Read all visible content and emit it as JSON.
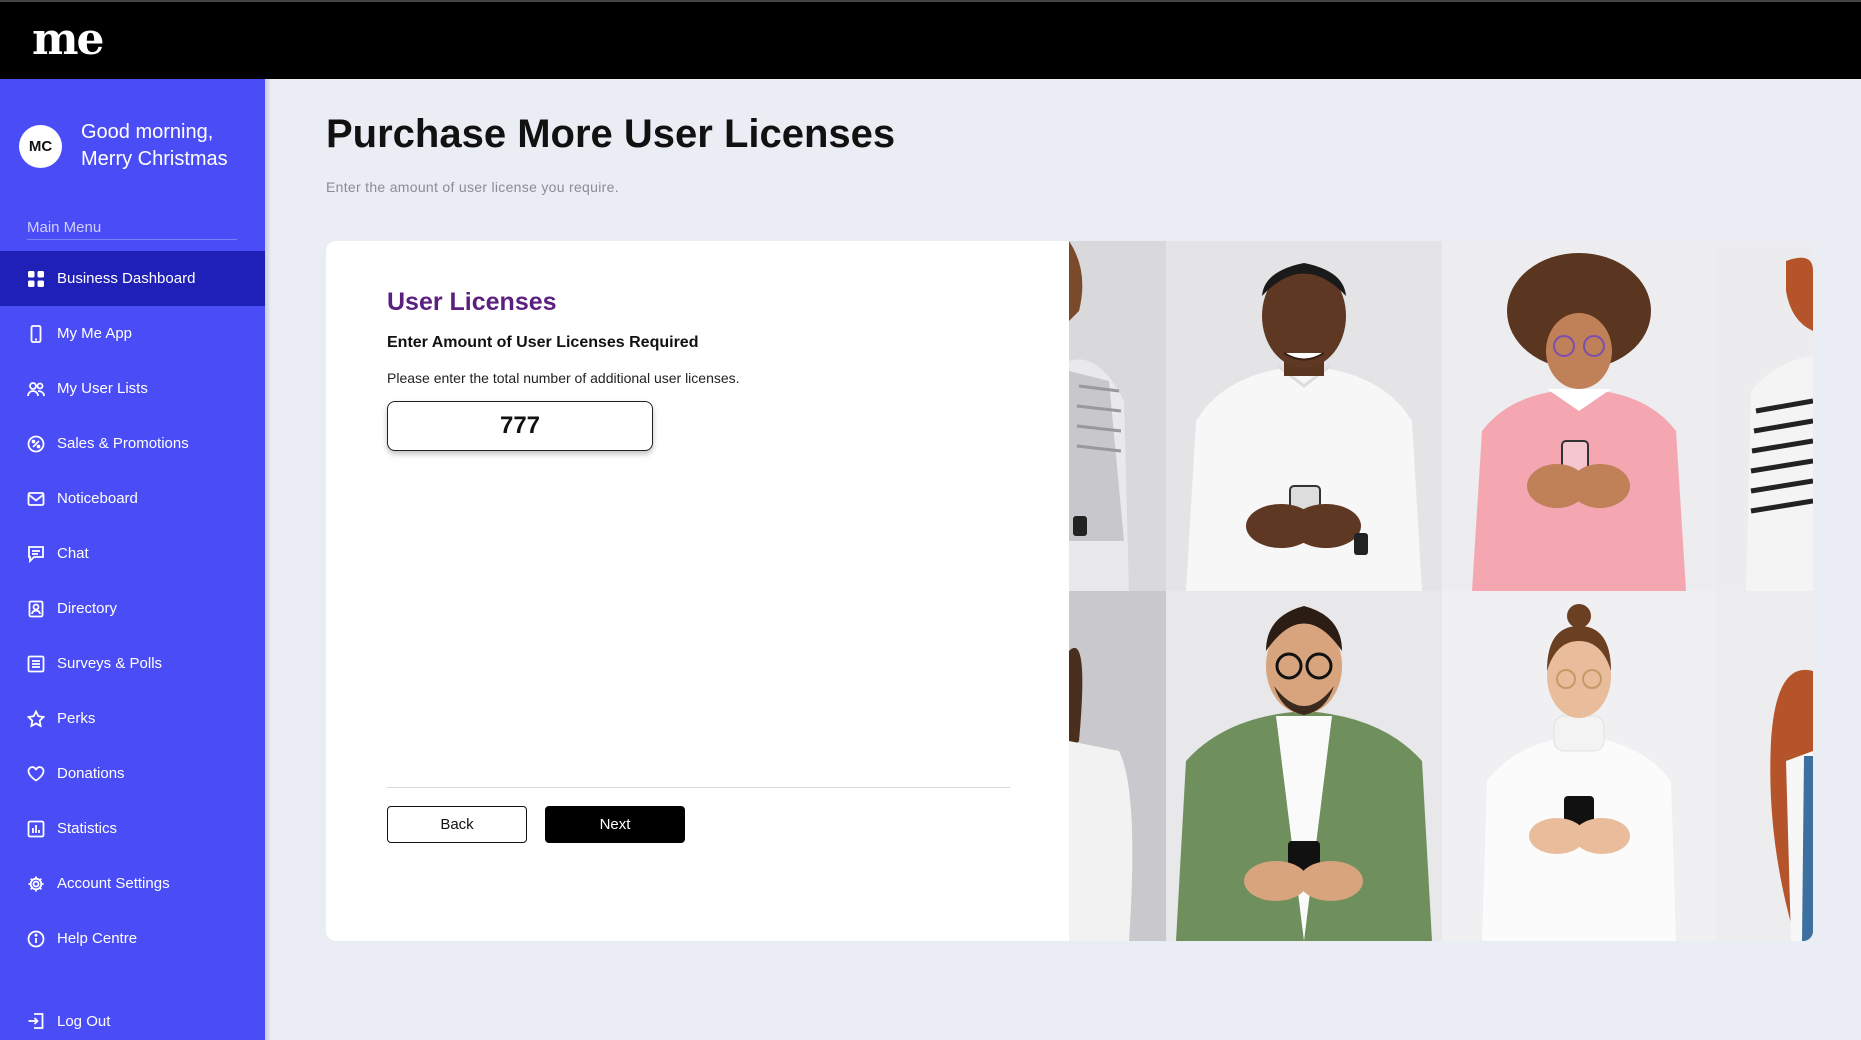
{
  "app": {
    "logo": "me"
  },
  "user": {
    "initials": "MC",
    "greeting_line1": "Good morning,",
    "greeting_line2": "Merry Christmas"
  },
  "sidebar": {
    "menu_label": "Main Menu",
    "items": [
      {
        "label": "Business Dashboard",
        "icon": "grid-icon",
        "active": true
      },
      {
        "label": "My Me App",
        "icon": "phone-icon"
      },
      {
        "label": "My User Lists",
        "icon": "users-icon"
      },
      {
        "label": "Sales & Promotions",
        "icon": "percent-icon"
      },
      {
        "label": "Noticeboard",
        "icon": "mail-icon"
      },
      {
        "label": "Chat",
        "icon": "chat-icon"
      },
      {
        "label": "Directory",
        "icon": "contact-book-icon"
      },
      {
        "label": "Surveys & Polls",
        "icon": "list-icon"
      },
      {
        "label": "Perks",
        "icon": "star-icon"
      },
      {
        "label": "Donations",
        "icon": "heart-icon"
      },
      {
        "label": "Statistics",
        "icon": "bar-chart-icon"
      },
      {
        "label": "Account Settings",
        "icon": "gear-icon"
      },
      {
        "label": "Help Centre",
        "icon": "info-icon"
      }
    ],
    "logout_label": "Log Out"
  },
  "page": {
    "title": "Purchase More User Licenses",
    "subtitle": "Enter the amount of user license you require."
  },
  "form": {
    "section_title": "User Licenses",
    "field_label": "Enter Amount of User Licenses Required",
    "field_help": "Please enter the total number of additional user licenses.",
    "quantity_value": "777",
    "back_label": "Back",
    "next_label": "Next"
  },
  "colors": {
    "sidebar_bg": "#4a4cf5",
    "sidebar_active": "#1f20b8",
    "section_title": "#5b1f80",
    "topbar": "#000000",
    "page_bg": "#ebedf4"
  }
}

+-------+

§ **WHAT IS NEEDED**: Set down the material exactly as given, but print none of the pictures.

§ **RESPONSE**:
Read all visible content and emit it as JSON.
{
  "app": {
    "logo": "me"
  },
  "user": {
    "initials": "MC",
    "greeting_line1": "Good morning,",
    "greeting_line2": "Merry Christmas"
  },
  "sidebar": {
    "menu_label": "Main Menu",
    "items": [
      {
        "label": "Business Dashboard",
        "icon": "grid-icon",
        "active": true
      },
      {
        "label": "My Me App",
        "icon": "phone-icon"
      },
      {
        "label": "My User Lists",
        "icon": "users-icon"
      },
      {
        "label": "Sales & Promotions",
        "icon": "percent-icon"
      },
      {
        "label": "Noticeboard",
        "icon": "mail-icon"
      },
      {
        "label": "Chat",
        "icon": "chat-icon"
      },
      {
        "label": "Directory",
        "icon": "contact-book-icon"
      },
      {
        "label": "Surveys & Polls",
        "icon": "list-icon"
      },
      {
        "label": "Perks",
        "icon": "star-icon"
      },
      {
        "label": "Donations",
        "icon": "heart-icon"
      },
      {
        "label": "Statistics",
        "icon": "bar-chart-icon"
      },
      {
        "label": "Account Settings",
        "icon": "gear-icon"
      },
      {
        "label": "Help Centre",
        "icon": "info-icon"
      }
    ],
    "logout_label": "Log Out"
  },
  "page": {
    "title": "Purchase More User Licenses",
    "subtitle": "Enter the amount of user license you require."
  },
  "form": {
    "section_title": "User Licenses",
    "field_label": "Enter Amount of User Licenses Required",
    "field_help": "Please enter the total number of additional user licenses.",
    "quantity_value": "777",
    "back_label": "Back",
    "next_label": "Next"
  },
  "colors": {
    "sidebar_bg": "#4a4cf5",
    "sidebar_active": "#1f20b8",
    "section_title": "#5b1f80",
    "topbar": "#000000",
    "page_bg": "#ebedf4"
  }
}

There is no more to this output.